Image of people in Jamaica


The Prince’s School of Traditional Arts has been collaborating with Rose Hall Developments on a project to support and regenerate locals crafts in Jamaica, since 2009. Two parallel programmes, one for a group of potters in Kingston and the other for woodcarvers in Montego Bay, were established and tailored to the specific needs of each group.

The School has been running regular workshops with experienced teachers, who work sensitively with the skilled craftsmen, respecting their existing knowledge. The project aims to raise the standard of the craftsmen’s techniques while developing their discernment for design and an awareness of their own creative ability.

The woodcarvers at Rose Hall, Montego Bay are a tight-knit group who grew up there, climbing the old trees whose fallen or felled wood they work on. They now make beautiful, burnished bowls from mahogany, quickstick, lignum vitae and cedar, often with handmade chisels.

Potters in Rose Town, Kingston make decorated, smoke-fired pots. They have overcome all sorts of challenges facing a community decimated by gang warfare and poverty. Through the process of making these pots from their local clay, building their own kiln and restoring a derelict building to house their workshop, they have become role models in their community, showing the way forward for a better life.
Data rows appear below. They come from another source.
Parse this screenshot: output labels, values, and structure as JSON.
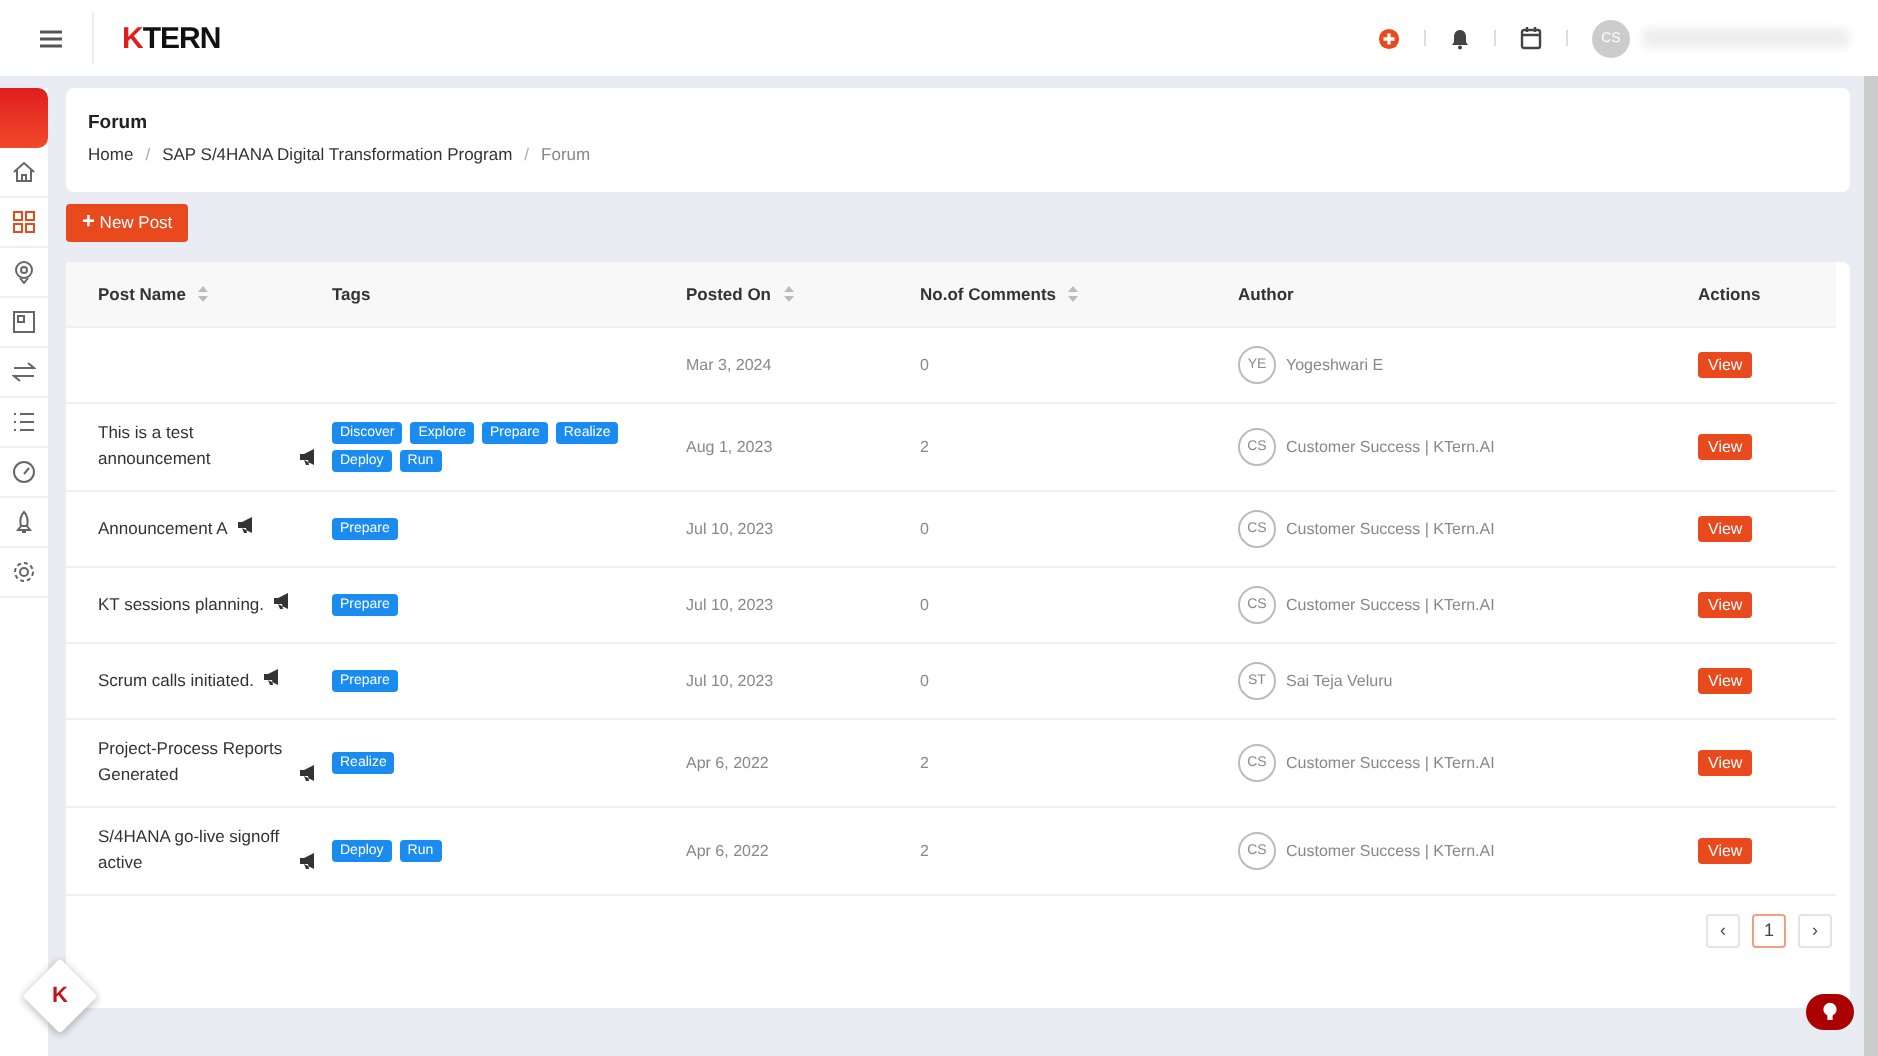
{
  "topbar": {
    "logo": {
      "mark": "K",
      "text": "TERN"
    },
    "avatar_initials": "CS"
  },
  "sidebar": {
    "items": [
      {
        "selected": false
      },
      {
        "selected": true
      },
      {
        "selected": false
      },
      {
        "selected": false
      },
      {
        "selected": false
      },
      {
        "selected": false
      },
      {
        "selected": false
      },
      {
        "selected": false
      },
      {
        "selected": false
      }
    ]
  },
  "page": {
    "title": "Forum",
    "breadcrumb": [
      "Home",
      "SAP S/4HANA Digital Transformation Program",
      "Forum"
    ],
    "breadcrumb_separator": "/"
  },
  "new_post_button": {
    "icon": "+",
    "label": "New Post"
  },
  "table": {
    "columns": [
      {
        "label": "Post Name",
        "sortable": true
      },
      {
        "label": "Tags",
        "sortable": false
      },
      {
        "label": "Posted On",
        "sortable": true
      },
      {
        "label": "No.of Comments",
        "sortable": true
      },
      {
        "label": "Author",
        "sortable": false
      },
      {
        "label": "Actions",
        "sortable": false
      }
    ],
    "rows": [
      {
        "name": "",
        "announcement": false,
        "tags": [],
        "posted_on": "Mar 3, 2024",
        "comments": "0",
        "author_initials": "YE",
        "author": "Yogeshwari E",
        "action": "View"
      },
      {
        "name": "This is a test announcement",
        "announcement": true,
        "tags": [
          "Discover",
          "Explore",
          "Prepare",
          "Realize",
          "Deploy",
          "Run"
        ],
        "posted_on": "Aug 1, 2023",
        "comments": "2",
        "author_initials": "CS",
        "author": "Customer Success | KTern.AI",
        "action": "View"
      },
      {
        "name": "Announcement A",
        "announcement": true,
        "tags": [
          "Prepare"
        ],
        "posted_on": "Jul 10, 2023",
        "comments": "0",
        "author_initials": "CS",
        "author": "Customer Success | KTern.AI",
        "action": "View"
      },
      {
        "name": "KT sessions planning.",
        "announcement": true,
        "tags": [
          "Prepare"
        ],
        "posted_on": "Jul 10, 2023",
        "comments": "0",
        "author_initials": "CS",
        "author": "Customer Success | KTern.AI",
        "action": "View"
      },
      {
        "name": "Scrum calls initiated.",
        "announcement": true,
        "tags": [
          "Prepare"
        ],
        "posted_on": "Jul 10, 2023",
        "comments": "0",
        "author_initials": "ST",
        "author": "Sai Teja Veluru",
        "action": "View"
      },
      {
        "name": "Project-Process Reports Generated",
        "announcement": true,
        "tags": [
          "Realize"
        ],
        "posted_on": "Apr 6, 2022",
        "comments": "2",
        "author_initials": "CS",
        "author": "Customer Success | KTern.AI",
        "action": "View"
      },
      {
        "name": "S/4HANA go-live signoff active",
        "announcement": true,
        "tags": [
          "Deploy",
          "Run"
        ],
        "posted_on": "Apr 6, 2022",
        "comments": "2",
        "author_initials": "CS",
        "author": "Customer Success | KTern.AI",
        "action": "View"
      }
    ]
  },
  "pagination": {
    "prev": "‹",
    "pages": [
      {
        "label": "1",
        "selected": true
      }
    ],
    "next": "›"
  },
  "floating": {
    "logo_mark": "K"
  }
}
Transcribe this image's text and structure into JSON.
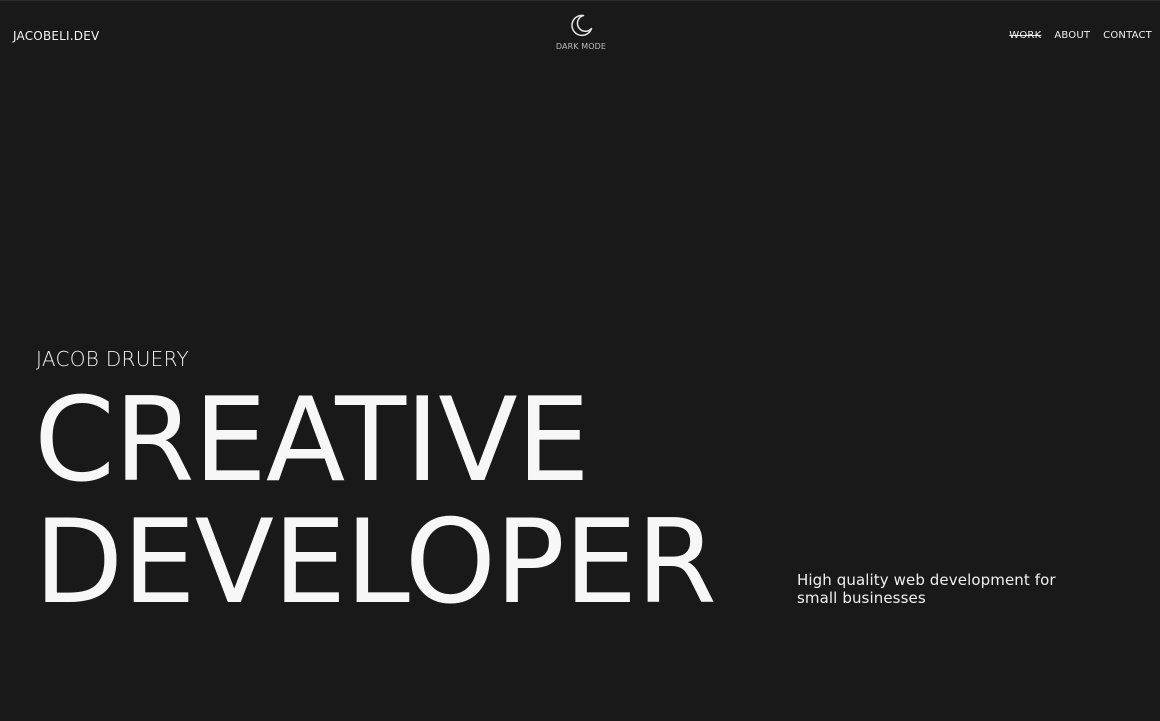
{
  "header": {
    "logo": "JACOBELI.DEV",
    "mode_toggle": {
      "icon": "moon-icon",
      "label": "DARK MODE"
    },
    "nav": [
      {
        "label": "WORK",
        "active": true
      },
      {
        "label": "ABOUT",
        "active": false
      },
      {
        "label": "CONTACT",
        "active": false
      }
    ]
  },
  "hero": {
    "name": "JACOB DRUERY",
    "headline_line1": "CREATIVE",
    "headline_line2": "DEVELOPER",
    "tagline": "High quality web development for small businesses"
  },
  "colors": {
    "background": "#191919",
    "text": "#f2f2f2"
  }
}
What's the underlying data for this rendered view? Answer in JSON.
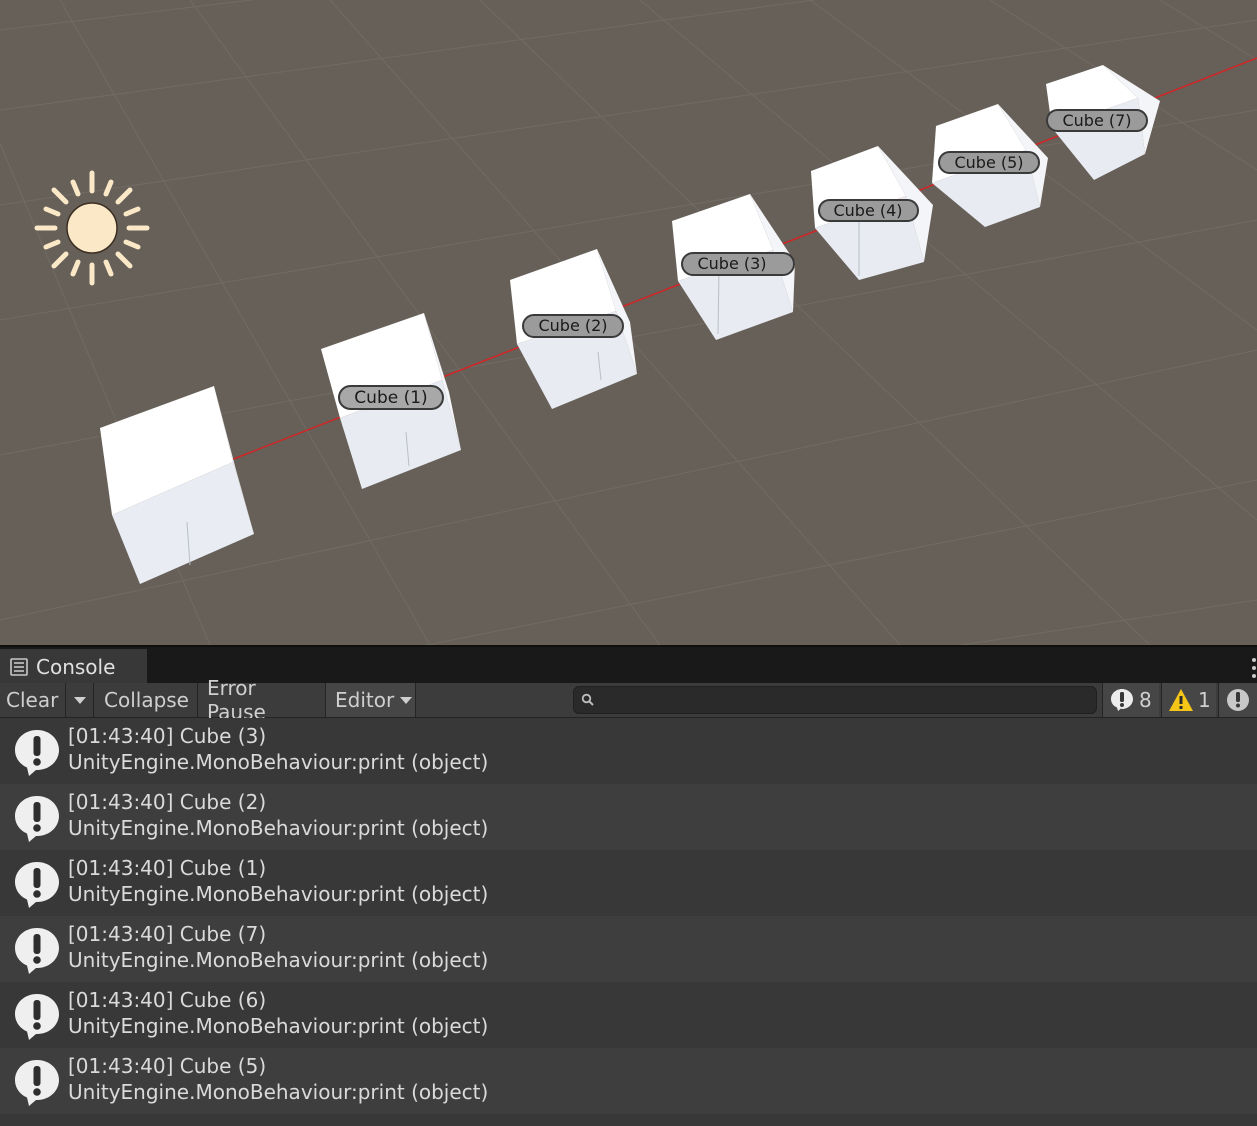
{
  "scene": {
    "cube_labels": [
      "Cube (1)",
      "Cube (2)",
      "Cube (3)",
      "Cube (4)",
      "Cube (5)",
      "Cube (7)"
    ],
    "line_color": "#d42424",
    "background_color": "#666059"
  },
  "console": {
    "tab_label": "Console",
    "toolbar": {
      "clear_label": "Clear",
      "collapse_label": "Collapse",
      "error_pause_label": "Error Pause",
      "editor_label": "Editor",
      "search_placeholder": "",
      "info_count": "8",
      "warning_count": "1",
      "error_count": ""
    },
    "logs": [
      {
        "line1": "[01:43:40] Cube (3)",
        "line2": "UnityEngine.MonoBehaviour:print (object)"
      },
      {
        "line1": "[01:43:40] Cube (2)",
        "line2": "UnityEngine.MonoBehaviour:print (object)"
      },
      {
        "line1": "[01:43:40] Cube (1)",
        "line2": "UnityEngine.MonoBehaviour:print (object)"
      },
      {
        "line1": "[01:43:40] Cube (7)",
        "line2": "UnityEngine.MonoBehaviour:print (object)"
      },
      {
        "line1": "[01:43:40] Cube (6)",
        "line2": "UnityEngine.MonoBehaviour:print (object)"
      },
      {
        "line1": "[01:43:40] Cube (5)",
        "line2": "UnityEngine.MonoBehaviour:print (object)"
      }
    ]
  }
}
Bowls and pots have been commissioned for corporate and private gifts and are also sold in various shops in Jamaica. These craft groups are literally turning the soil and the roots of their land into enduring, beautiful objects.